Much of the documentary world suffers from the unfortunate idea that cinema-vérité is the purest version of the artform. You hear filmmakers claim that style all the time, as though it’s some kind of default. Werner Herzog said it best, and in the best accent, when he recently explained:
The thing is, filmmaker bias and manipulation are absolutely unavoidable in the process of documentary filmmaking. The presence of the camera will always have an effect on the subject — it is foolish to think otherwise (Oppenheimer calls that a myth). Good films have style, style requires a cohesive vision, and vision is necessarily subjective.
Short of libel, I don’t think there were any ethical lines to cross when Andrew Jarecki got creative with his timeline. Whether or not he manipulated skillfully is worth discussing, as are his choices around reenactments, or how he included himself in The Jinx. But those are questions of aesthetics, not ethics. As Kelley put it: “I’m less upset by the warping of the truth than I am confused by the reasons behind it.”
As an audience, it’s our right to say we don’t like the style of the film, the filmmaker, or even just his chin beard. All of that is on the table as soon as the filmmaker puts it there. But it is a mistake to assume filmmakers owe us objective or purely factual stories just because they call it documentary.
For me, the truth of The Jinx was crystal clear as I sat up in bed at 1:30am, my pulse pounding in anticipation of how Durst was about to react.

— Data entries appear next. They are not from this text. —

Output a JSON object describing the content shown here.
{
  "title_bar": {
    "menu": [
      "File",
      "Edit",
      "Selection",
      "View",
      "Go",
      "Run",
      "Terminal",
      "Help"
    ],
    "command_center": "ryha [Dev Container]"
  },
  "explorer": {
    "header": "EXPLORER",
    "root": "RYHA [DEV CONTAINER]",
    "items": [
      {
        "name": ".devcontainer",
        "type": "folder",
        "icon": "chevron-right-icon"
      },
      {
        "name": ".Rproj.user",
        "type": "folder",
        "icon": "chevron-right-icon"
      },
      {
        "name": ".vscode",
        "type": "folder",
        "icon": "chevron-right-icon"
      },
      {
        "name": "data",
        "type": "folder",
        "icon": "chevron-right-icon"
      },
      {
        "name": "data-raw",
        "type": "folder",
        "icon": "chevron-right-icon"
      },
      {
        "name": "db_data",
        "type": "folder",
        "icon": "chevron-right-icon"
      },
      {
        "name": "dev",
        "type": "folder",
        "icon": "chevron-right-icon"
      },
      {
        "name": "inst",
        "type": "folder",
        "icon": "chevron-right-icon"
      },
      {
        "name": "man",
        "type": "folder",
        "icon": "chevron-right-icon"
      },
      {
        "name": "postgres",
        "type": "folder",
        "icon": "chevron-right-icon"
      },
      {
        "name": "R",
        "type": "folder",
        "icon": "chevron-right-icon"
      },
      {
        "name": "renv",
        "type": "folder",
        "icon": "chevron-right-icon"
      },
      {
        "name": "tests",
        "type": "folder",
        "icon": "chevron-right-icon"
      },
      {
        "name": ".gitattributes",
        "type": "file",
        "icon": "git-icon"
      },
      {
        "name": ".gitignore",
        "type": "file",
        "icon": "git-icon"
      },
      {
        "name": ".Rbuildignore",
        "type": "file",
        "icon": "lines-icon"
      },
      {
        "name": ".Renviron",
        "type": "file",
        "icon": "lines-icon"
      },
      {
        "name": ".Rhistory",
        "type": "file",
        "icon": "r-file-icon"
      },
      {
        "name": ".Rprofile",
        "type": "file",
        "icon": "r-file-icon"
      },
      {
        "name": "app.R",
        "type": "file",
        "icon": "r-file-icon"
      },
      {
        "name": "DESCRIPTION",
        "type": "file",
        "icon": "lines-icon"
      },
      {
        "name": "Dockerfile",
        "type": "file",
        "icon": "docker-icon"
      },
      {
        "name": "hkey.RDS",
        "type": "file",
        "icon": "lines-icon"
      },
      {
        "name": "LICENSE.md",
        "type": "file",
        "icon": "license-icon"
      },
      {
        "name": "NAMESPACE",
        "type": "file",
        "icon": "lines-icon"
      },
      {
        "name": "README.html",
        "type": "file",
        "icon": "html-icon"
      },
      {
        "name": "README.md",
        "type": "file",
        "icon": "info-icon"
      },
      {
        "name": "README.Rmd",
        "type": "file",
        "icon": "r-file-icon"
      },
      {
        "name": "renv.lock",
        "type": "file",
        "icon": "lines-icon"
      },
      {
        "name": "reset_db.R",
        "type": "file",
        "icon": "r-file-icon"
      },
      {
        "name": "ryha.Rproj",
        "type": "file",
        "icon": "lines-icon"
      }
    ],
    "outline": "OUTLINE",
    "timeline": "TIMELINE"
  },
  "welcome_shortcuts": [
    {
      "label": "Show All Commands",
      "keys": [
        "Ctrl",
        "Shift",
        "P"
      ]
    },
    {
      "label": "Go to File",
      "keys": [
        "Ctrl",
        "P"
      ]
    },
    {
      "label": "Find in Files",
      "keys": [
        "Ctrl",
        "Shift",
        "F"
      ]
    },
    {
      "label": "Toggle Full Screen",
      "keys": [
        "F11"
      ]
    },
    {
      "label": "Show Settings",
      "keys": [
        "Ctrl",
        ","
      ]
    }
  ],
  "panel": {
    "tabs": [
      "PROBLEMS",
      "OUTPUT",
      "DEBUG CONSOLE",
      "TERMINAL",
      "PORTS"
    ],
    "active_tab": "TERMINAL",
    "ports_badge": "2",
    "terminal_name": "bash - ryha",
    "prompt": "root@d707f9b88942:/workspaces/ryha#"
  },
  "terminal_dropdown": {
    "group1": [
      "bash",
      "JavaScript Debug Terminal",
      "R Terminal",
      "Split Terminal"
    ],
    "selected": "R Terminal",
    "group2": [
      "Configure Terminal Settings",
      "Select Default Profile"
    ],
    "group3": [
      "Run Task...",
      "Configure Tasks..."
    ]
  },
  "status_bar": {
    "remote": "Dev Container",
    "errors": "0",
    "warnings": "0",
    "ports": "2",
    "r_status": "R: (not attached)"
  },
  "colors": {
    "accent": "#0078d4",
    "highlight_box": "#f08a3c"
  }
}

In between binge-watching sessions, my team and I are working tirelessly to build a sustainable marketplace for documentary.